This book presents the biggest, richest and most delightful collection of Tyler's work to date featuring many new and previously unpublished works. In "Migrant Mother," Tyler tells the grueling story of a cross-country trip with the flu and her terrible-twos toddler using her trademark combination of rueful humor and empathy. The full-color "Just A Bad Seed" is a meditation on a problem child who might not be such a problem after all, while "The Return of Mrs. Kite" chronicles a family crisis — how her widowed grandmother fell in with a beau of questionable character. "Gone" (also in full color) is a stirring meditation on all kinds of loss, and "Why I'm A-gin' Southern Men" is a classic rant that dissects that particular breed of male — or at least a certain subspecies of "ex"es — with pitiless wit. Other stories include "Sweet Miss Lee" (a reminiscence of an immigrant roommate and her fate), "There's Something Wrong with a Perfect Lawn" (a tale of suburban obsessiveness), "Little Crosshatch Mind" (where artistic impulses come from), and "Uncovered Property" (discovering the power of sexuality at an early age). Tyler works equally well in delicately crisp black-and-white penstrokes and lushly watercolored paintings (this book features over 30 pages of her stunning full-color work). All told, the three-dozen stories here cement Tyler's reputation as a cartoonist to be reckoned with.
136-page b&w/color 8" x 10" hardcover
If you're not a bookseller or librarian, skip this post, but the new issue of Booklist is the annual spotlight on graphic fiction, and there's some very useful stuff for those building a core collection of GNs. The issue includes an interview with James Sturm, an "honor roll of female pioneers" in comics, and a look back at a lifetime reading "the Funnies" courtesy columnist Michael Cart. There are a number of top 10 lists, reviews, etc. as well.
One thing that was particularly gratifying to see was the "Core Collection: Graphic Women" list. Of the 13 books on the list, Fantagraphics published five (including books by Linda Medley, Mary Fleener, Roberta Gregory, Aline Kominsky-Crumb and Carol Tyler). A sixth, La Perdida, was originally published by Fanta in serial form. A seventh, Persepolis, we almost published (long story). An eighth, Summer of Love, was by Debbie Drechsler, whose equally great Daddy's Girl is being republished by Fanta this month. So that was kind of a cool list to see.

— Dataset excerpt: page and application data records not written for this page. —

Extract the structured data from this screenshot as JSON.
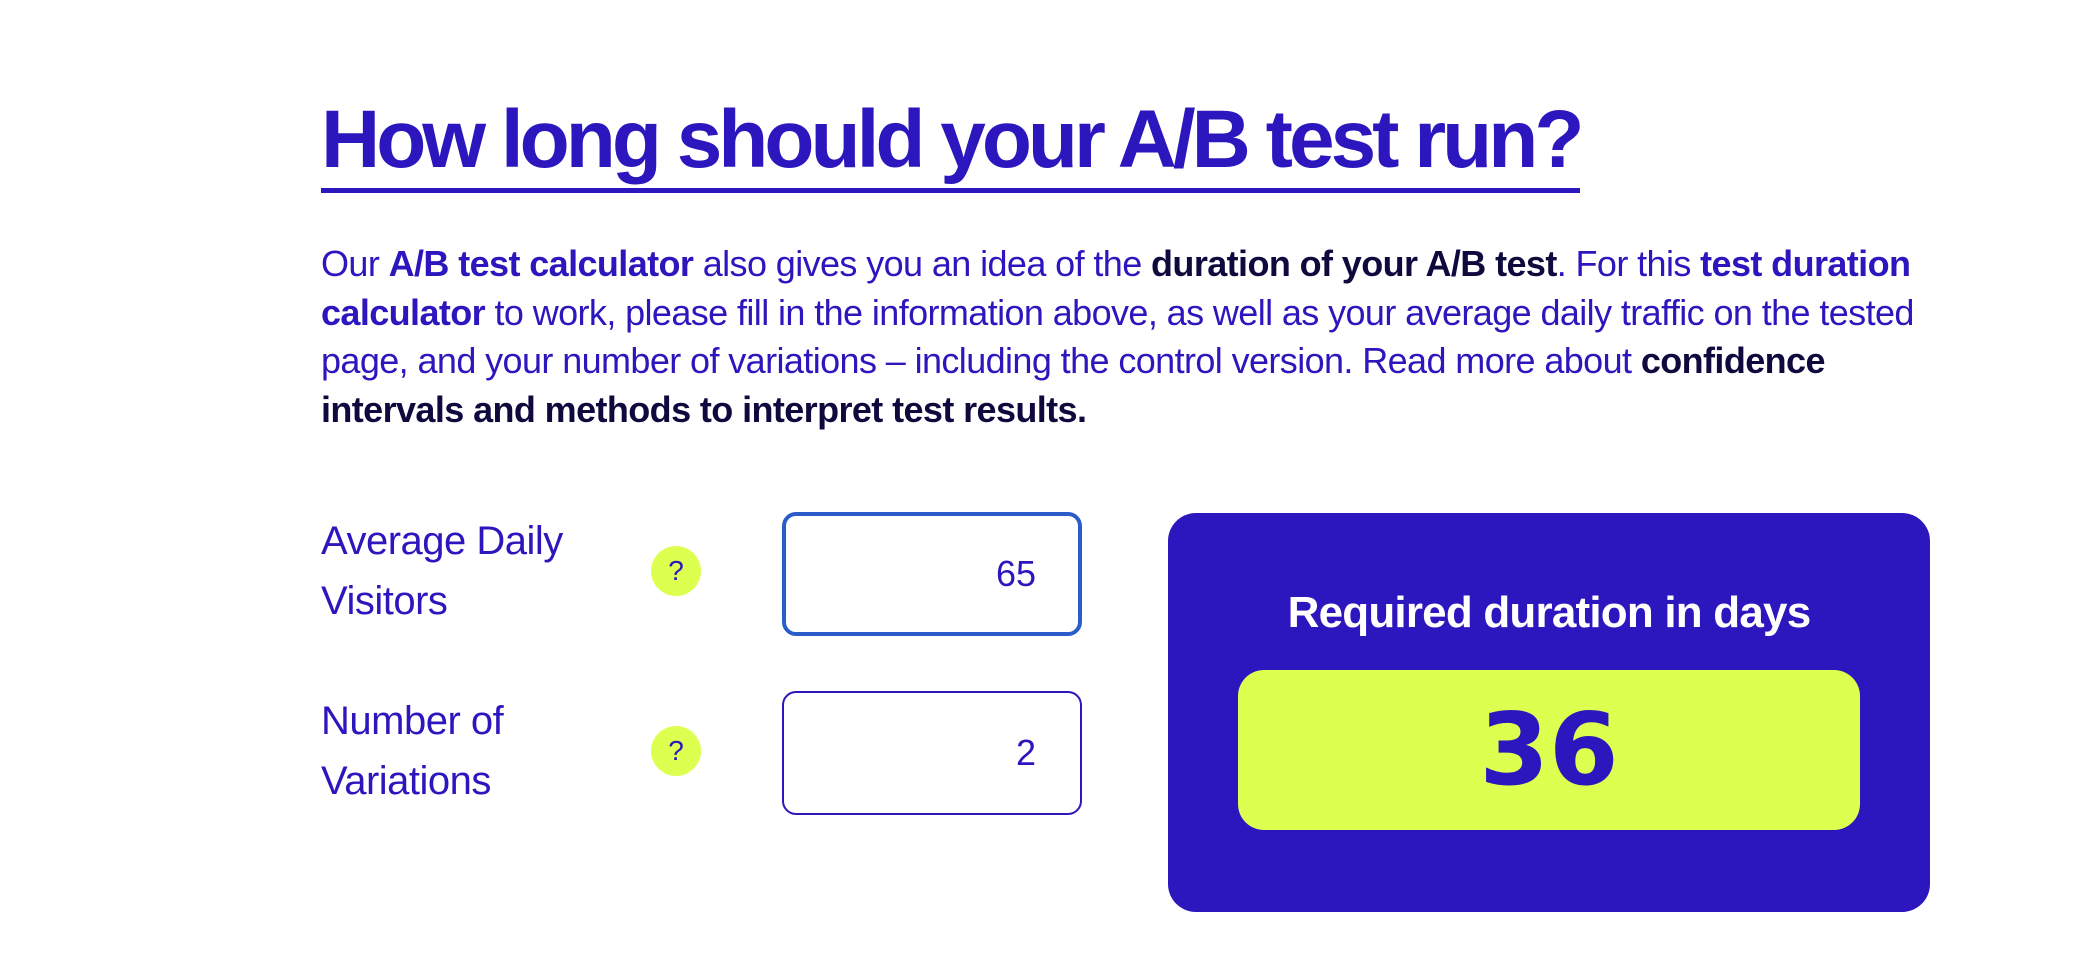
{
  "heading": "How long should your A/B test run?",
  "intro": {
    "t1": "Our ",
    "b1": "A/B test calculator",
    "t2": " also gives you an idea of the ",
    "b2": "duration of your A/B test",
    "t3": ". For this ",
    "b3": "test duration calculator",
    "t4": " to work, please fill in the information above, as well as your average daily traffic on the tested page, and your number of variations – including the control version. Read more about ",
    "link": "confidence intervals and methods to interpret test results."
  },
  "fields": {
    "visitors": {
      "label": "Average Daily Visitors",
      "help": "?",
      "value": "65"
    },
    "variations": {
      "label": "Number of Variations",
      "help": "?",
      "value": "2"
    }
  },
  "result": {
    "title": "Required duration in days",
    "value": "36"
  },
  "colors": {
    "primary": "#2c16bd",
    "accent": "#ddff4f",
    "focus_border": "#2a5dc9",
    "link_dark": "#0f0a3d"
  }
}
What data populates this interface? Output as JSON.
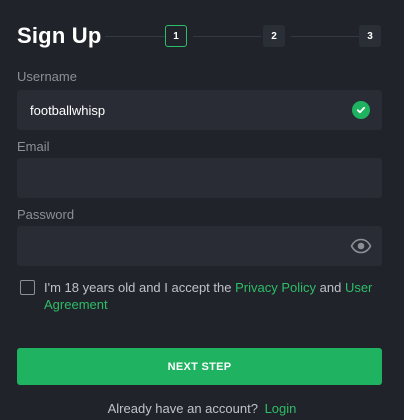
{
  "header": {
    "title": "Sign Up",
    "steps": [
      "1",
      "2",
      "3"
    ],
    "active_step": "1"
  },
  "form": {
    "username": {
      "label": "Username",
      "value": "footballwhisp",
      "status_icon": "check-circle-icon"
    },
    "email": {
      "label": "Email",
      "value": ""
    },
    "password": {
      "label": "Password",
      "value": "",
      "toggle_icon": "eye-icon"
    }
  },
  "terms": {
    "prefix": "I'm 18 years old and I accept the ",
    "privacy_link": "Privacy Policy",
    "conjunction": " and ",
    "agreement_link": "User Agreement",
    "checked": false
  },
  "actions": {
    "next_label": "NEXT STEP"
  },
  "footer": {
    "prompt": "Already have an account?",
    "login_link": "Login"
  },
  "colors": {
    "background": "#20232a",
    "field_background": "#292c34",
    "accent": "#1fb361",
    "muted_text": "#8c8f96"
  }
}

I just received this email from Carol Tyler: . "Please spread the word: Justin had a sketchbook stolen - it was about half full, containing rough sketches and writings. He was giving a demonstration at the college where I teach [in Cincinnati] and someone walked off with it. It went missing on October 17. I've notified the authorities. I want those who buy and collect comic art to know about it being stolen property. Keep our eyes on ebay."
UPDATE: Carol Tyler tells me that the sketchbook was returned anonymously! Happy ending!
This article about the University of Cincinnati's new comics courses also includes a great little promotional video of Carol Tyler drawing/teaching/talking comics with her students.
ABOVE: Carol Tyler (right) and Diane Noomin.